All work and no play

Disconnecting from work in the 21st century is close to impossible. While older generations could forget about work after leaving the office, at least when they started their careers, Zoomers started their jobs in an environment where being available 24/7 is expected.

“In our field of work, we are expected to be available 24 hours a day. We even get Teams, Skype, and work email installed on your phone to be available at all times, sometimes at 1am or 3am. My colleagues and I have our managers ring us even at night if they need to,” says strategy consultant Julia.

Working hours in the digital era place new expectations on Zoomers. Straight out of university, they are thrown into a hostile work environment, with an expectation to work even ‘after work’.                                                          

“I want my workplace to help me have an easier life while I do my job”

As Gen Zs are social-justice-oriented, they want to stand their ground in the workplace. Their strong beliefs that the system was flawed before they arrived make them resistant to mistreatment from the same system. They believe the only way to change is to fight for their principles.                                               

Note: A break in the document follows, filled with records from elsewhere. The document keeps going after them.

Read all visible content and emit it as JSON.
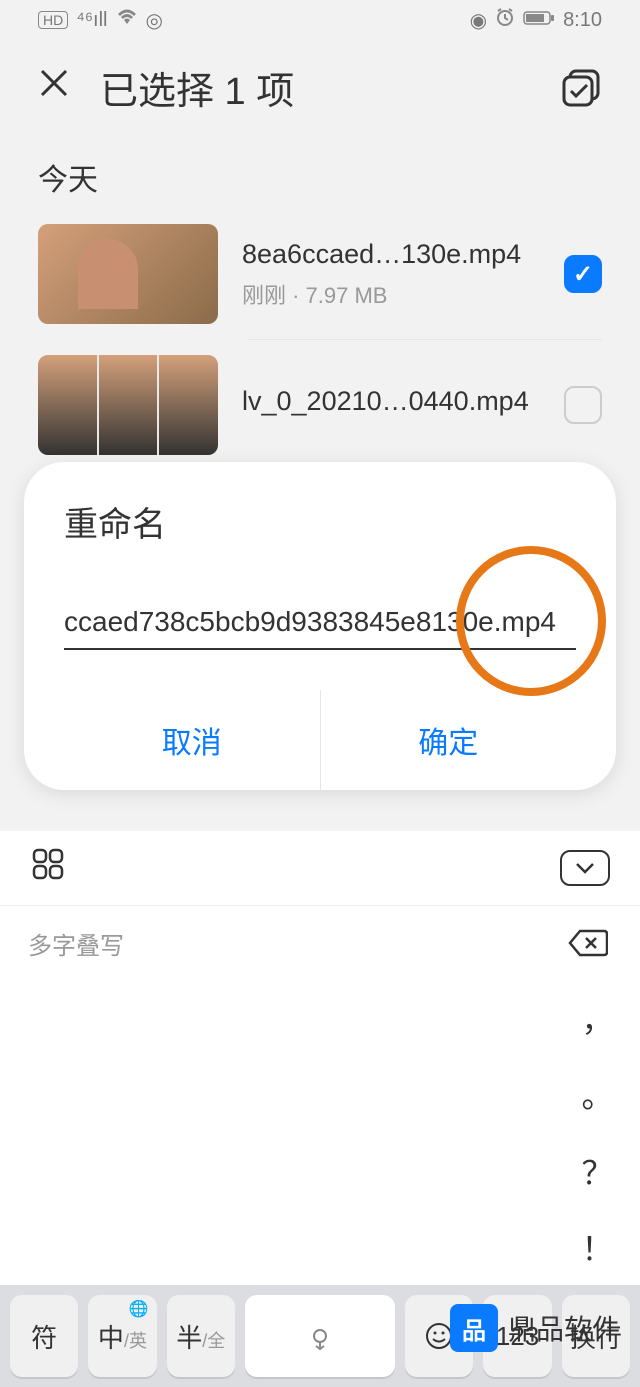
{
  "status": {
    "time": "8:10",
    "hd": "HD",
    "signal": "⁴⁶ıll",
    "wifi_icon": "wifi",
    "ring": "◎",
    "eye": "◉",
    "alarm": "⏰",
    "battery": "▬"
  },
  "header": {
    "title": "已选择 1 项"
  },
  "section": {
    "today": "今天"
  },
  "files": [
    {
      "name": "8ea6ccaed…130e.mp4",
      "meta": "刚刚 · 7.97 MB",
      "checked": true
    },
    {
      "name": "lv_0_20210…0440.mp4",
      "meta": "",
      "checked": false
    }
  ],
  "dialog": {
    "title": "重命名",
    "value": "ccaed738c5bcb9d9383845e8130e.mp4",
    "cancel": "取消",
    "confirm": "确定"
  },
  "keyboard": {
    "hint": "多字叠写",
    "side": [
      "，",
      "。",
      "？",
      "！"
    ],
    "keys": {
      "sym": "符",
      "cn": "中",
      "cn_sub": "/英",
      "half": "半",
      "half_sub": "/全",
      "emoji": "☺",
      "num": "123",
      "enter": "换行",
      "globe": "🌐"
    }
  },
  "watermark": {
    "logo": "品",
    "text": "鼎品软件"
  }
}
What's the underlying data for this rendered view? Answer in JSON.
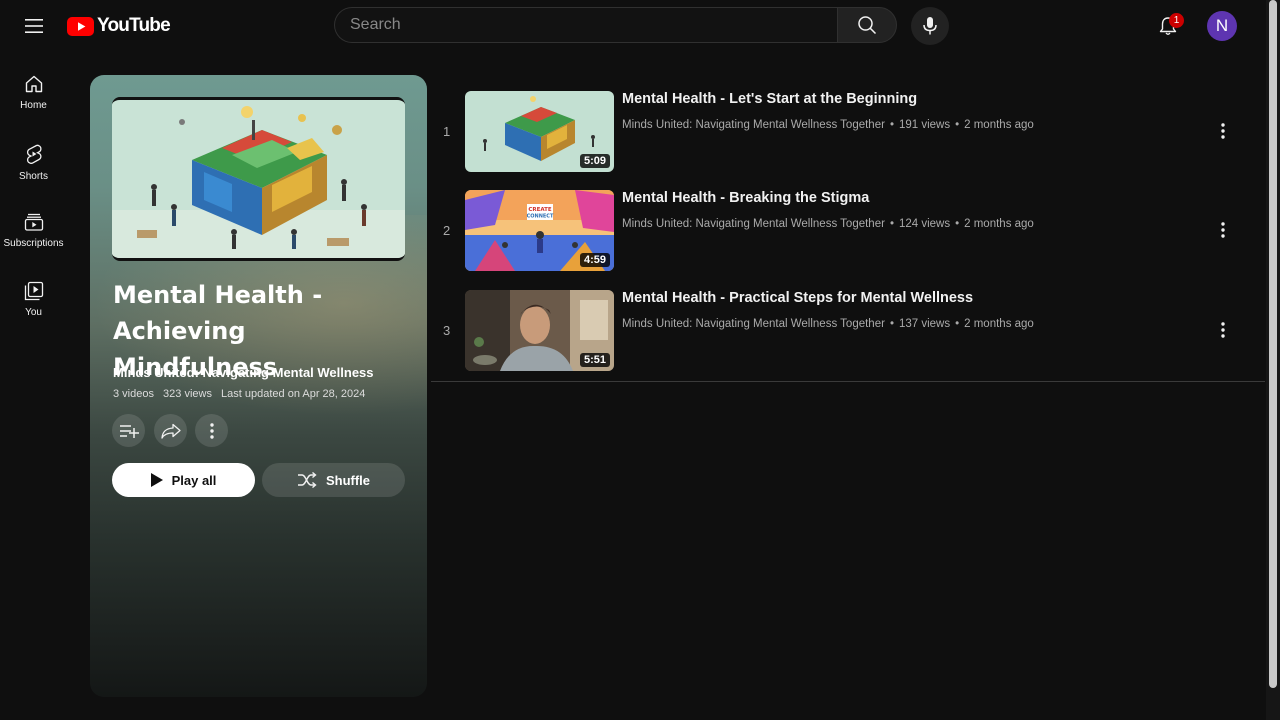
{
  "header": {
    "logo_text": "YouTube",
    "search_placeholder": "Search",
    "notification_count": "1",
    "avatar_letter": "N",
    "colors": {
      "brand_red": "#ff0000",
      "avatar_bg": "#5e35b1",
      "badge": "#cc0000"
    }
  },
  "sidebar": {
    "items": [
      {
        "label": "Home",
        "icon": "home-icon"
      },
      {
        "label": "Shorts",
        "icon": "shorts-icon"
      },
      {
        "label": "Subscriptions",
        "icon": "subscriptions-icon"
      },
      {
        "label": "You",
        "icon": "you-library-icon"
      }
    ]
  },
  "playlist": {
    "title": "Mental Health - Achieving Mindfulness",
    "channel": "Minds United: Navigating Mental Wellness",
    "video_count": "3 videos",
    "views": "323 views",
    "updated": "Last updated on Apr 28, 2024",
    "play_all_label": "Play all",
    "shuffle_label": "Shuffle"
  },
  "videos": [
    {
      "index": "1",
      "title": "Mental Health - Let's Start at the Beginning",
      "channel": "Minds United: Navigating Mental Wellness Together",
      "views": "191 views",
      "age": "2 months ago",
      "duration": "5:09"
    },
    {
      "index": "2",
      "title": "Mental Health - Breaking the Stigma",
      "channel": "Minds United: Navigating Mental Wellness Together",
      "views": "124 views",
      "age": "2 months ago",
      "duration": "4:59",
      "thumb_text": "CREATE CONNECT"
    },
    {
      "index": "3",
      "title": "Mental Health - Practical Steps for Mental Wellness",
      "channel": "Minds United: Navigating Mental Wellness Together",
      "views": "137 views",
      "age": "2 months ago",
      "duration": "5:51"
    }
  ],
  "separator": "•"
}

“We prioritise mental health and work-life balance and try to have boundaries with employers. Our generation has stronger opinions and voices, and we are not afraid to speak up when we are being wronged — if we are underpaid, work extra time, or are being mistreated, we have no other choice but to be difficult,” says Kate.                        

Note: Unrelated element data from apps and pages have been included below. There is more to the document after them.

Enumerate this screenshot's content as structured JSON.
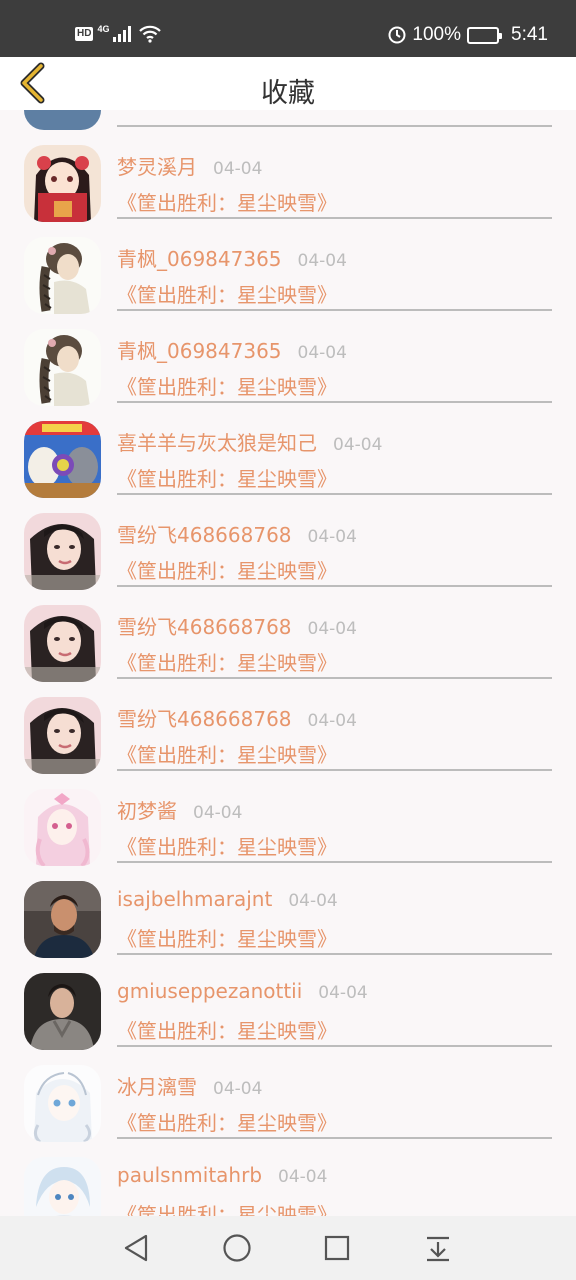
{
  "status_bar": {
    "hd": "HD",
    "network": "4G",
    "battery_percent": "100%",
    "time": "5:41",
    "icons": [
      "signal-icon",
      "wifi-icon",
      "data-saver-icon",
      "battery-icon"
    ]
  },
  "header": {
    "title": "收藏",
    "back_icon": "chevron-left-icon",
    "accent_color": "#e5b532"
  },
  "colors": {
    "name_text": "#e7956b",
    "time_text": "#bdbdbd",
    "divider": "#bcbcbc",
    "background": "#faf7f8"
  },
  "favorites": [
    {
      "name": "",
      "time": "",
      "book": "",
      "avatar": "partial-avatar"
    },
    {
      "name": "梦灵溪月",
      "time": "04-04",
      "book": "《筐出胜利：星尘映雪》",
      "avatar": "anime-girl-red"
    },
    {
      "name": "青枫_069847365",
      "time": "04-04",
      "book": "《筐出胜利：星尘映雪》",
      "avatar": "braided-girl"
    },
    {
      "name": "青枫_069847365",
      "time": "04-04",
      "book": "《筐出胜利：星尘映雪》",
      "avatar": "braided-girl"
    },
    {
      "name": "喜羊羊与灰太狼是知己",
      "time": "04-04",
      "book": "《筐出胜利：星尘映雪》",
      "avatar": "cartoon-poster"
    },
    {
      "name": "雪纷飞468668768",
      "time": "04-04",
      "book": "《筐出胜利：星尘映雪》",
      "avatar": "girl-photo"
    },
    {
      "name": "雪纷飞468668768",
      "time": "04-04",
      "book": "《筐出胜利：星尘映雪》",
      "avatar": "girl-photo"
    },
    {
      "name": "雪纷飞468668768",
      "time": "04-04",
      "book": "《筐出胜利：星尘映雪》",
      "avatar": "girl-photo"
    },
    {
      "name": "初梦酱",
      "time": "04-04",
      "book": "《筐出胜利：星尘映雪》",
      "avatar": "pink-anime"
    },
    {
      "name": "isajbelhmarajnt",
      "time": "04-04",
      "book": "《筐出胜利：星尘映雪》",
      "avatar": "man-dark"
    },
    {
      "name": "gmiuseppezanottii",
      "time": "04-04",
      "book": "《筐出胜利：星尘映雪》",
      "avatar": "man-hoodie"
    },
    {
      "name": "冰月漓雪",
      "time": "04-04",
      "book": "《筐出胜利：星尘映雪》",
      "avatar": "white-anime"
    },
    {
      "name": "paulsnmitahrb",
      "time": "04-04",
      "book": "《筐出胜利：星尘映雪》",
      "avatar": "blue-anime"
    }
  ],
  "nav_bar": {
    "back_icon": "triangle-back-icon",
    "home_icon": "circle-home-icon",
    "recents_icon": "square-recents-icon",
    "notification_icon": "pull-down-icon"
  }
}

“It’s important to feel like your efforts are valued and that your workplace is compromising with you to help you have an easier life while you do your job,” says Julia.                      

“The job is where you spend most of your time, and to have a sense of purpose and work fulfilment, you need to enjoy what you are doing. You can’t enjoy it if you are severely underpaid and your workplace doesn’t provide any benefits, such as working from home and having a bit more time just to sleep in,” she adds.                

Gen Zs are willing to work hard and realise that, in today’s reality, they probably need to try twice as hard as their predecessors to achieve the same results. And that’s why they want their employers to collaborate rather than just manage them.                             

It’s the first time when we have a younger generation that has access to more information and completely different life experiences than the one before. Older generations can no longer presume to know everything and have an unshakable authority.                                   

So, instead of just labelling youngsters ‘lazy’ and ‘entitled’, we can reassess the classic top-down hierarchy and admit that it simply no longer works in the digital world. Collaboration and compassion are the approaches to attracting and retaining young talent in the 21st century.